(London 1854: Cesspits, Cholera, and Conflict over the Broad Street Pump and Acid Rain in Europe 1979-1989) employs an exciting approach to learning with elaborate games, set in the past, in which students are assigned roles informed by historical texts, emerging scientific discoveries, and geographic location in London. Students construct arguments through reasoned, sometimes impassioned, writing and speeches. As students take control of an unfolding historical drama and struggle for their characters to prevail, they will become deeply engaged, both intellectually and emotionally, with the subject matter.  The Cholera game immerses students in the scientific debates and methodologies that led to the founding of the modern fields of microbiology and epidemiology in the mid-to-late 1800’s. The goal of Acid Rain is to introduce students to a complex issue of environmental science, specifically acid precipitation, in the context of the economic, political, social, and philosophical factors that come into play in the effort to protect the environment. 

Course Equivalencies

UO students: please refer to the UO Course Equivalency Process and the UO Office of the Registrar Course Equivalency Database.

Non-UO students: Actual credit awarded is determined by the relevant department at your university in consultation with the study abroad office. Check with your study abroad advisor for more information.

Application process

This program has a rolling admission application processGEO staff (and the program faculty leader, if applicable) will complete a review of the application materials of complete applications in the order that they are submitted (“first come, first serve”). Decisions about acceptance will be made shortly after you submit a complete application. There are some programs that fill fast, some even before the deadline. Students are encouraged to complete applications and commit to programs early.

Acceptance is based on a holistic review of your application.  This includes a review of your GPA, transcripts (including courses taken and in-progress), any additional requirements or prerequisites (see section "Additional Requirements"), and the short statement.

Faculty and Staff

Elly Vandegrift, is a Senior Instructor II in the Global Studies Institute and the Program Director for the University of Oregon's Global STEM Education Initiative. Elly has received four pedagogy awards selected by her peers: the inaugural 2019 UO Biology Committee for Diversity, Equity and Inclusion for outstanding contributions; the 2017 UO Thomas F. Herman Award for Specialized Pedagogy; the 2016 UO Williams Fellow for Teaching Excellence; and the 2015 Association for the Study of Food and Society Pedagogy Award (for Bread 101).  See Reacting to the Past in action.

As a biology and ecology student, Elly studied abroad in Kenya, the Canadian Boundary Waters, the Galapagos Islands, and the United Kingdom.

Richard Wagner, earned his PhD at the University of Oregon in quantum optics.

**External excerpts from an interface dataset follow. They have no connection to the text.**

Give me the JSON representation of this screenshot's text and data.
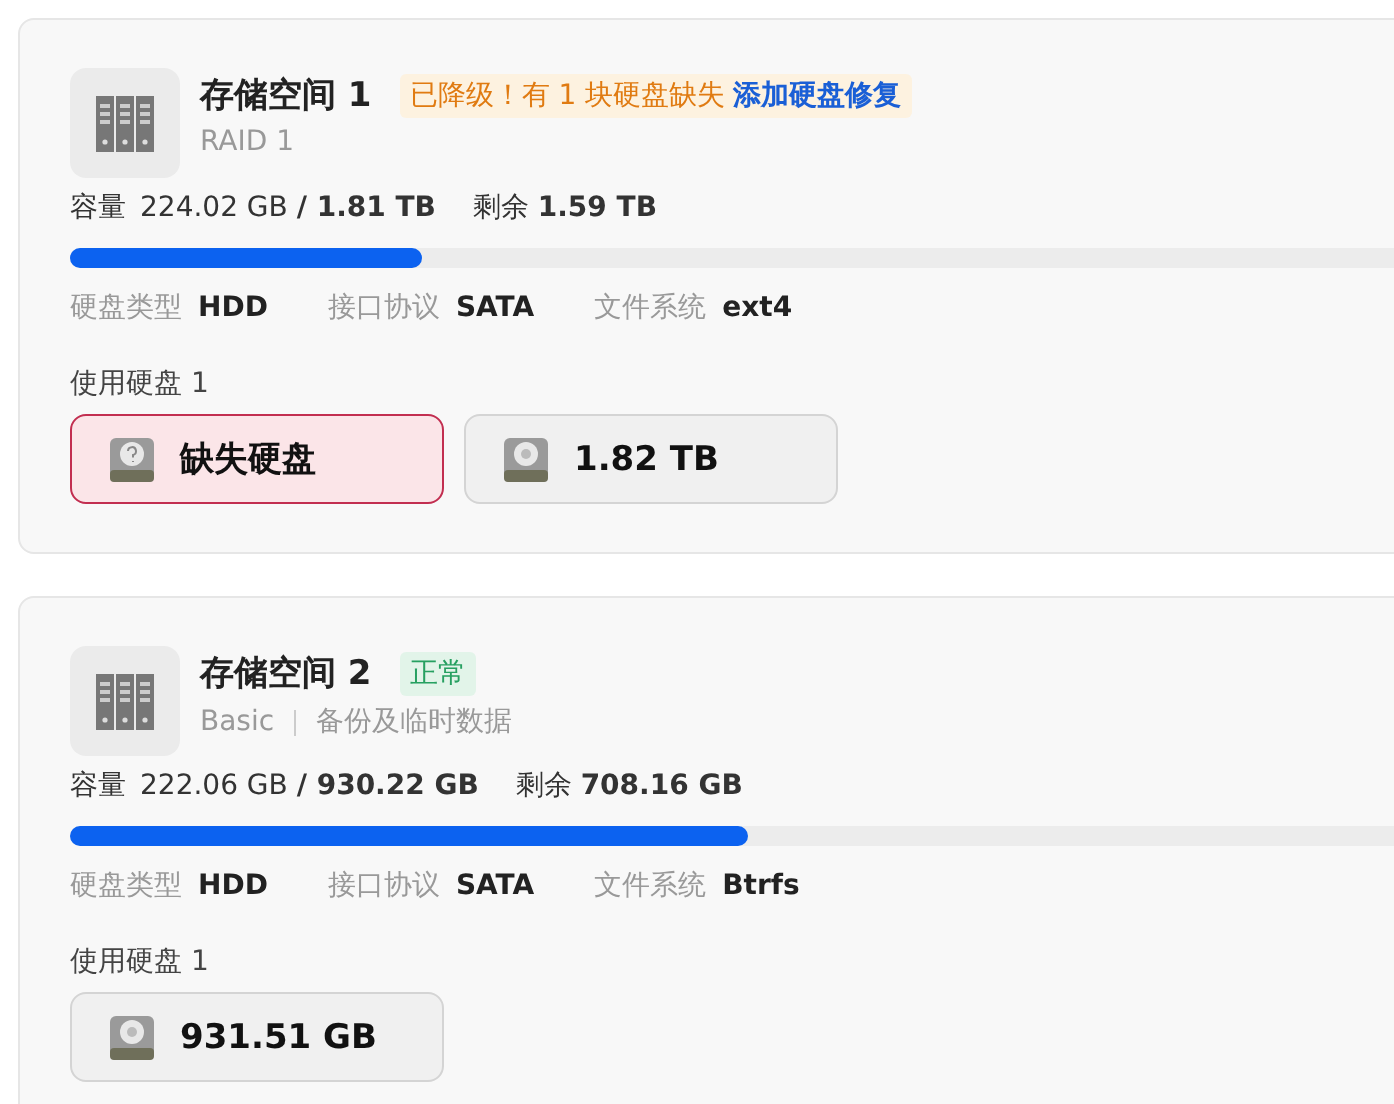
{
  "pools": [
    {
      "title": "存储空间 1",
      "status": {
        "kind": "degraded",
        "text": "已降级！有 1 块硬盘缺失",
        "link": "添加硬盘修复"
      },
      "subtitle": [
        "RAID 1"
      ],
      "capacity": {
        "label": "容量",
        "used": "224.02 GB",
        "total": "/ 1.81 TB",
        "free_label": "剩余",
        "free": "1.59 TB",
        "level": 0.124
      },
      "info": [
        {
          "label": "硬盘类型",
          "value": "HDD"
        },
        {
          "label": "接口协议",
          "value": "SATA"
        },
        {
          "label": "文件系统",
          "value": "ext4"
        }
      ],
      "disks_label": "使用硬盘 1",
      "disks": [
        {
          "kind": "missing",
          "text": "缺失硬盘"
        },
        {
          "kind": "normal",
          "text": "1.82 TB"
        }
      ]
    },
    {
      "title": "存储空间 2",
      "status": {
        "kind": "normal",
        "text": "正常"
      },
      "subtitle": [
        "Basic",
        "备份及临时数据"
      ],
      "capacity": {
        "label": "容量",
        "used": "222.06 GB",
        "total": "/ 930.22 GB",
        "free_label": "剩余",
        "free": "708.16 GB",
        "level": 0.239
      },
      "info": [
        {
          "label": "硬盘类型",
          "value": "HDD"
        },
        {
          "label": "接口协议",
          "value": "SATA"
        },
        {
          "label": "文件系统",
          "value": "Btrfs"
        }
      ],
      "disks_label": "使用硬盘 1",
      "disks": [
        {
          "kind": "normal",
          "text": "931.51 GB"
        }
      ]
    }
  ]
}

While a graduate student he was an active participant in the Science Literacy Program for which he helped co-develop the course: Information, Quantum Mechanics, and DNA which focused on the application of quantum mechanics to biological systems. Richard was named a 2015-216 National Academies Fellow for Scientific Teaching. Richard teaches physics and astronomy courses at Lane Community College and Oregon State University.

Housing Description

Students will join a community of residents from many different ethnic and cultural backgrounds, as part of life in one of the University of London residence halls. The hall is located in central London, close to the GEO Centre, the British Museum and the London Tube. Students will have their own single study bedroom and share bathrooms with other residents.

Travel Advisories

GEO programs are under continuous review during this period of global uncertainty and limited travel. All program details outlined on this page, including program cost, are subject to change if global or location-specific conditions require modifications to program structure.

To learn more about COVID regulations while studying abroad, visit our FAQ page.